━━━ RECORDS SUPPLIED ━━━

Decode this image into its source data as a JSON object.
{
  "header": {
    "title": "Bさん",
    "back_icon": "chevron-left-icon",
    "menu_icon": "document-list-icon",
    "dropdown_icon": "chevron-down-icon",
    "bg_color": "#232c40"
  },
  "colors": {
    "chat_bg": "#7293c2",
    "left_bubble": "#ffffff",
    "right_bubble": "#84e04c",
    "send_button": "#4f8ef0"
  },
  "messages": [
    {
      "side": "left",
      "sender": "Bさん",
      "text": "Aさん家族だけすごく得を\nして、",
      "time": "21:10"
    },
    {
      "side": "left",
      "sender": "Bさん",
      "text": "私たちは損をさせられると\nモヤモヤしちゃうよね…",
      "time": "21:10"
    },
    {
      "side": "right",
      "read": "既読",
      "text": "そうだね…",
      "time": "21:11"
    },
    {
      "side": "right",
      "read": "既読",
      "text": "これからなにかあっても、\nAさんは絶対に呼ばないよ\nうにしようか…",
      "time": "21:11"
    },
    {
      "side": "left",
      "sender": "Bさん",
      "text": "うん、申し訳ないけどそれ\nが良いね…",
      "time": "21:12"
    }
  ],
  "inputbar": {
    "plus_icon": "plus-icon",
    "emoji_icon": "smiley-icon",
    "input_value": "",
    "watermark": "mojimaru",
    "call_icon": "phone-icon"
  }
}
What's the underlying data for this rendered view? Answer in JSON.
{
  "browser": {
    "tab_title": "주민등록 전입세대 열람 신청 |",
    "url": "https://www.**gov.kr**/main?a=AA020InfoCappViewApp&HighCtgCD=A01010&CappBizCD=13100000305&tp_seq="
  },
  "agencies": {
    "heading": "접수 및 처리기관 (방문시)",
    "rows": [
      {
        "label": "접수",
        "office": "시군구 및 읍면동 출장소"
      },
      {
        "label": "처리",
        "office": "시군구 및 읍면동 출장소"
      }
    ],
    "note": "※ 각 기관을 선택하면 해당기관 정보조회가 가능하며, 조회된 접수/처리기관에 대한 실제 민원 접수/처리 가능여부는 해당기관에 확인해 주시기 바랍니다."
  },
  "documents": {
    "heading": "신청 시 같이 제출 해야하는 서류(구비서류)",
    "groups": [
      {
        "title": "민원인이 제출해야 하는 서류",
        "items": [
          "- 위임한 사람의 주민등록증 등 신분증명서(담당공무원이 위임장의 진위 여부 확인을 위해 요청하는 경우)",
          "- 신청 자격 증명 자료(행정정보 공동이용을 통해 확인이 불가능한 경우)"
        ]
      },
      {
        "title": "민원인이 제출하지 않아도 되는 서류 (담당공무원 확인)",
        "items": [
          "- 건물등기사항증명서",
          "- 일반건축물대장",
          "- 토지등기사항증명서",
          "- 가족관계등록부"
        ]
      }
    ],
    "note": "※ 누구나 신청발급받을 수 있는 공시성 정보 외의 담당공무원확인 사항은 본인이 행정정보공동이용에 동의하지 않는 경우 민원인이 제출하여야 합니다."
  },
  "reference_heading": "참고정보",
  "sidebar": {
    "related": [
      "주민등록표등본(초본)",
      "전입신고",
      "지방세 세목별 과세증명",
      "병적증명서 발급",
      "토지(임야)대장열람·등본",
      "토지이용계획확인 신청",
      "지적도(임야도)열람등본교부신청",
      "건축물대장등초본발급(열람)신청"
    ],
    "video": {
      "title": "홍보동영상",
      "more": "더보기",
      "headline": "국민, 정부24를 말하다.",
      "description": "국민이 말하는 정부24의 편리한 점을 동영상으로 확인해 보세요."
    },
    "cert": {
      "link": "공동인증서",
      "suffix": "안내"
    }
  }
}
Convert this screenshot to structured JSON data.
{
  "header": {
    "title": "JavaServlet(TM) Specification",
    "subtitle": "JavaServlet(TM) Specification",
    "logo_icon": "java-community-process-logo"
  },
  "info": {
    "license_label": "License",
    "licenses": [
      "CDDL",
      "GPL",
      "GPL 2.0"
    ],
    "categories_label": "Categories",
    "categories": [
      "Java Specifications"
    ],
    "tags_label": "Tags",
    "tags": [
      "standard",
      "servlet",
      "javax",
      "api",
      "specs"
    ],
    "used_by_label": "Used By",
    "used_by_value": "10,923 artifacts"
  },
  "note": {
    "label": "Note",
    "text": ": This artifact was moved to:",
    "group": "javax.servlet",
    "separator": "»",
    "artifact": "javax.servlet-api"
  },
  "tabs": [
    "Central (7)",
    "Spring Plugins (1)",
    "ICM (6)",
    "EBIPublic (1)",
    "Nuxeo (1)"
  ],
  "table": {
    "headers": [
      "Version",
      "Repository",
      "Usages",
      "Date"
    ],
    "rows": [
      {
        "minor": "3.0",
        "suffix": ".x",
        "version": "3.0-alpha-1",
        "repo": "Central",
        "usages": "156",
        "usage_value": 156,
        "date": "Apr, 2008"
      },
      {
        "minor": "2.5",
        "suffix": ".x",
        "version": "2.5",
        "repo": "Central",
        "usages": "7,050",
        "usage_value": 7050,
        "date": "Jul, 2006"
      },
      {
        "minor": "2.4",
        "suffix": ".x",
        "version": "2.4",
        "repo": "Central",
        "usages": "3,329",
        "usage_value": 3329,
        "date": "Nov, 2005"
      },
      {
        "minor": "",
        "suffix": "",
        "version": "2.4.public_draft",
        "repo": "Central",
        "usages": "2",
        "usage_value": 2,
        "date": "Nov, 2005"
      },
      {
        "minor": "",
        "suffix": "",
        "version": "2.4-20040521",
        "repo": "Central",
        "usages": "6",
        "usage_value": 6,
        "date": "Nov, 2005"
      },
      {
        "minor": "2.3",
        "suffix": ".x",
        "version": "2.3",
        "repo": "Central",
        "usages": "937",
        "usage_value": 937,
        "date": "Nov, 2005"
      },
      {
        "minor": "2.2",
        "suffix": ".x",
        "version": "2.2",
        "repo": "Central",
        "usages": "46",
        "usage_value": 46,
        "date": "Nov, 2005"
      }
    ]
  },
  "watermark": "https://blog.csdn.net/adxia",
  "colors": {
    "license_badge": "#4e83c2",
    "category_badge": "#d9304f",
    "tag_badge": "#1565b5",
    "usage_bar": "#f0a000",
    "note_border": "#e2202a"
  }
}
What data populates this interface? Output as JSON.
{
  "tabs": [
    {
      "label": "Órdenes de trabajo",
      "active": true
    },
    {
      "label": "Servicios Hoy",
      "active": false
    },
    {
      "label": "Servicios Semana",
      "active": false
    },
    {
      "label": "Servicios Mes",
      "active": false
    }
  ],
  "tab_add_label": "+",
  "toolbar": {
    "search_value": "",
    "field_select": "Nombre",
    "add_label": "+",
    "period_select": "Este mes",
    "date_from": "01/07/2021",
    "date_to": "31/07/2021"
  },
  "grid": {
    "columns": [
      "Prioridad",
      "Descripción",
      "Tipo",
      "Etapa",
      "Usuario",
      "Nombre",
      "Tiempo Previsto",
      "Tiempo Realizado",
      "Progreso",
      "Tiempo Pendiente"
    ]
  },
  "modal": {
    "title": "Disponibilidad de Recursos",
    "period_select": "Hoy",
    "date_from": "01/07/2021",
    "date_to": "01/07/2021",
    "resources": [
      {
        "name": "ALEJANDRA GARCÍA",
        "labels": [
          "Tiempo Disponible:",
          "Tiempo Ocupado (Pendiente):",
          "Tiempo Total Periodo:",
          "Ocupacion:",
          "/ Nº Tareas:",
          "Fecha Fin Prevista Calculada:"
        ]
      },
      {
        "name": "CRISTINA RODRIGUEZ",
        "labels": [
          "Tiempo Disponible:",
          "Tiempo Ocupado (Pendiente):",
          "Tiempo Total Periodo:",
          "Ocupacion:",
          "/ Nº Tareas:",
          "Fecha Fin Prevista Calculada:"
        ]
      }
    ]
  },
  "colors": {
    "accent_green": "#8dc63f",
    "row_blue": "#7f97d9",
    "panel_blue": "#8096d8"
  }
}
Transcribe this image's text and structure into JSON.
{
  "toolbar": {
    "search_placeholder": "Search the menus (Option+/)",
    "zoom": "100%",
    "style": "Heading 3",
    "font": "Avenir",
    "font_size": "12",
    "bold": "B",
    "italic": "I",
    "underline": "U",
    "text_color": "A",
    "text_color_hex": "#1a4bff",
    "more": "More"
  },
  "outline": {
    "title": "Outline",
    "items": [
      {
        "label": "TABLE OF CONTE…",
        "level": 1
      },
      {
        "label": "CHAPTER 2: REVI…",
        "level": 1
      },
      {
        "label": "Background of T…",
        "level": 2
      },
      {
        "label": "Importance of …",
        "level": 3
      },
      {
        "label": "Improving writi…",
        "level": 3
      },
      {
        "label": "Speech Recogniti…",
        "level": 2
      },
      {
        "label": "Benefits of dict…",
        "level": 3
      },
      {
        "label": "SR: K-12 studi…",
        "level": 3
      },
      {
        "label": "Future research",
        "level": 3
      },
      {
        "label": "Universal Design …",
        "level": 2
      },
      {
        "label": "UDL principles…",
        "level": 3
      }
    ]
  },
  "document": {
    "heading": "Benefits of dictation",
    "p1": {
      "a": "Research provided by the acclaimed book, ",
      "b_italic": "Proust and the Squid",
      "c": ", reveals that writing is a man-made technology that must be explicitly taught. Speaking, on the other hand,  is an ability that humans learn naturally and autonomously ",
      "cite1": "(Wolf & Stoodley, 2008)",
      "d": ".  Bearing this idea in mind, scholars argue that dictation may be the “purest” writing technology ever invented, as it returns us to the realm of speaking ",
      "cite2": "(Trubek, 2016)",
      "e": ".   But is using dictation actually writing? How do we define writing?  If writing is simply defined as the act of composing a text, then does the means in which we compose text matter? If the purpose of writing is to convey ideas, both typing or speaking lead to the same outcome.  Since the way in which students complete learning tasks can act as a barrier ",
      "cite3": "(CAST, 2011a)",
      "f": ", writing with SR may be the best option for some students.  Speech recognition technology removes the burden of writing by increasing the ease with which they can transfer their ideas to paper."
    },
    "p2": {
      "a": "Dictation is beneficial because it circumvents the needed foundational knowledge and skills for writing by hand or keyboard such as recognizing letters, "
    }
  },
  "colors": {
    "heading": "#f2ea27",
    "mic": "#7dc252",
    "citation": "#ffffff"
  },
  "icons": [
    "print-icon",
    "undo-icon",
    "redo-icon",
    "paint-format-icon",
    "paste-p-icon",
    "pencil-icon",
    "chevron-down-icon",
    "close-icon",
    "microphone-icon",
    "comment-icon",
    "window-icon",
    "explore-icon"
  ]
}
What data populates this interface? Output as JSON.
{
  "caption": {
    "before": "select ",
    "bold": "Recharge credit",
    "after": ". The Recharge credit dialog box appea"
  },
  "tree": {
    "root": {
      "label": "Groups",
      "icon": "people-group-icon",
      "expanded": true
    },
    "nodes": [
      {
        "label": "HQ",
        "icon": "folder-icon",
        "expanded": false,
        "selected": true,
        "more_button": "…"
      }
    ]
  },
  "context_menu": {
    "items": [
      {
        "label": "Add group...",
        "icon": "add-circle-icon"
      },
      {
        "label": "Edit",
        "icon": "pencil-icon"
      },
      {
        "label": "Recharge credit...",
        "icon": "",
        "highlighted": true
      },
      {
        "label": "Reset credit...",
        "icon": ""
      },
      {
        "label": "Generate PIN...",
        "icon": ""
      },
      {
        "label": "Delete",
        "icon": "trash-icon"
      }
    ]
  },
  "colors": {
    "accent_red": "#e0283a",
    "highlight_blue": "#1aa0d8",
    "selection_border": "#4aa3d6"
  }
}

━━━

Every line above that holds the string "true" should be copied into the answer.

      "active": true
      "expanded": true
        "selected": true,
        "highlighted": true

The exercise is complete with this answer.